    I have to agree with your assessment of the current incivility in this country.....it's getting scary. What your unnamed MNB reader misses in his comments on Colbert and Stewart is that they are entertainers, just like Beck, Limbaugh and all the others on TV and radio spewing hate and anger. They will all continue to preach these things as long as people listen. Progress is made when people have civil conversations about serious issues. We have big issues facing us and as Mr David Stockman, Ronald Reagan's Budget Director,  pointed out on 60 Minutes right before the election...... neither the Republicans, Libertarians or Democrats are telling the truth about what we need to do to move forward and solve our budget problems. We need to increase taxes, reduce entitlements and cut defense spending to solve the problem. The Presidential Commission on the deficit is a great first step if people would just listen, think and then discuss these very difficult subjects we might be able to solve our issues..

    Everyone needs to compromise. I guess that's a dirty word today...... unfortunately.


    It was amazing, annoying and more than a little distressing last week when the deficit commission started talking about the tough choices that will need to be made, and people on both sides of the aisle started coming up with reasons why certain things could not be done.

    “Everything is on the table” has to mean that everything actually is on the table.

    But in this case, the table may be rigged. And progress may be elusive.

    MNB user Bruce Christiansen wrote:

    My final thoughts on this....the fact that some of your readers found this effort to be patently liberal while pundits like Keith Olbermann and Rachel Maddow were offended that they felt Stewart/Colbert lumped liberal pundits as being as bad the the conservative pundits proves three things to me:  Stewart/Colbert made their point perfectly, they appear to have struck exactly the right balance, and self examination is a painful exercise, because I may learn I am wrong.

    And finally, MNB user Tad Mancini wrote:

    In  response  to  yesterday’s “I  will  not  be  civil  to  Democrats”  rant,   I  am  reminded  of  a  quote  from  Aristotle - “It  is  the  mark  of  an  educated  mind  to  be  able  to  entertain  a  thought  without  accepting  it.”

    Exactly.
    KC's View:

    Published on: November 15, 2010

    In Week Ten of National Football League action...

    Baltimore Ravens 21
    Atlanta Falcons 26

    Tennessee Titans 17
    Miami Dolphins 29

    Cincinnati Bengals 17
    Indianapolis Colts 23

    Detroit Lions 12
    Buffalo Bills 14
    (Thank goodness!)

    Carolina Panthers 16
    Tampa Bay Buccaneers 31

    Kansas City Chiefs 29
    Denver Broncos 49

    Dallas Cowboys 33
    New York Giants 20

    Seattle Seahawks 36
    Arizona Cardinals 18

    St. Louis Rams 20
    San Francisco 49ers 23

    Houston Texans 24
    Jacksonville Jaguars 31

    Minnesota Vikings 13
    Chicago Bears 27

    NY Jets 26
    Cleveland Browns 20
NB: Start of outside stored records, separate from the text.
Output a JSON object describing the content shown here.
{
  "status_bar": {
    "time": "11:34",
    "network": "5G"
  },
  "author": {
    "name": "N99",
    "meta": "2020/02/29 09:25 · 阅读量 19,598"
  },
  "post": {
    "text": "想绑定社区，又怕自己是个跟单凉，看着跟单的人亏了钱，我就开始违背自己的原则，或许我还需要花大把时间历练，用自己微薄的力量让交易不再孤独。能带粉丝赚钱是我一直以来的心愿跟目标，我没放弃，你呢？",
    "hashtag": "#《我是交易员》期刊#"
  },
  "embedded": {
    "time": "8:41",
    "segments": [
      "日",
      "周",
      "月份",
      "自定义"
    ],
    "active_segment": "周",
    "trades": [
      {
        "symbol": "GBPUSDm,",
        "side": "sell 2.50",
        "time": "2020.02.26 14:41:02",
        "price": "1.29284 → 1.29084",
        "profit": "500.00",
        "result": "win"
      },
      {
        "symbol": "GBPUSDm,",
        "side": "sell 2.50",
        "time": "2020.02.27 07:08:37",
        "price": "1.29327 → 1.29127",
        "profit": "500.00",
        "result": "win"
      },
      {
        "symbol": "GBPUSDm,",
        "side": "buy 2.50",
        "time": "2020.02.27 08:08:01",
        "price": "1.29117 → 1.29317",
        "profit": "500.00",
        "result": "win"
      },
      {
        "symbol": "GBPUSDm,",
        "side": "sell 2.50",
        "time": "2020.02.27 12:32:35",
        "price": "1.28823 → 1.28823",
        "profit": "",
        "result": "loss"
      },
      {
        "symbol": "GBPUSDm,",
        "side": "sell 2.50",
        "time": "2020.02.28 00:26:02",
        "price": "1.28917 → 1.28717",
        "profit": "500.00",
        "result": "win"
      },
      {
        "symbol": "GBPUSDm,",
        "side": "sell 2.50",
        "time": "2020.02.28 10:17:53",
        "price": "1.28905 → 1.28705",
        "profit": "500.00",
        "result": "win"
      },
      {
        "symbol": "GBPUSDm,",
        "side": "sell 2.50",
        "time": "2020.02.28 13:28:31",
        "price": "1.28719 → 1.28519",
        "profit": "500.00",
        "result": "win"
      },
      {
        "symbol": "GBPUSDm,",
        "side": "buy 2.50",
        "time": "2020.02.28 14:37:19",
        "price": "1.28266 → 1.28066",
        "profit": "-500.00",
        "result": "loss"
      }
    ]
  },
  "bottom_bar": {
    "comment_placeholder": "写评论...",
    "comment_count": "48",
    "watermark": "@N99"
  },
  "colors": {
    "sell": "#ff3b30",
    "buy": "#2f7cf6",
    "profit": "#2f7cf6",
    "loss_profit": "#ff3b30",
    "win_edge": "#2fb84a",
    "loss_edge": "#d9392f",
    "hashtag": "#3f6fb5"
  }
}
    New England Patriots 39
    Pittsburgh Steelers 26




    And, in Dallas on Saturday night, Manny Pacquiao delivered a good old fashioned butt-whipping to Antonio Margarito, winning the title in the 154-pound weight class - the eight different weight class in which has won a title.

    And this doesn’t even include another class in which Pacquiao is ranked - politics. He is, in fact, an elected Congressman in the Philippines who indicated last week on “60 Minutes” that he was not ruling out an eventual run for that country’s presidency (which at the very least might make contentious international summits a little more interesting).

    KC's View: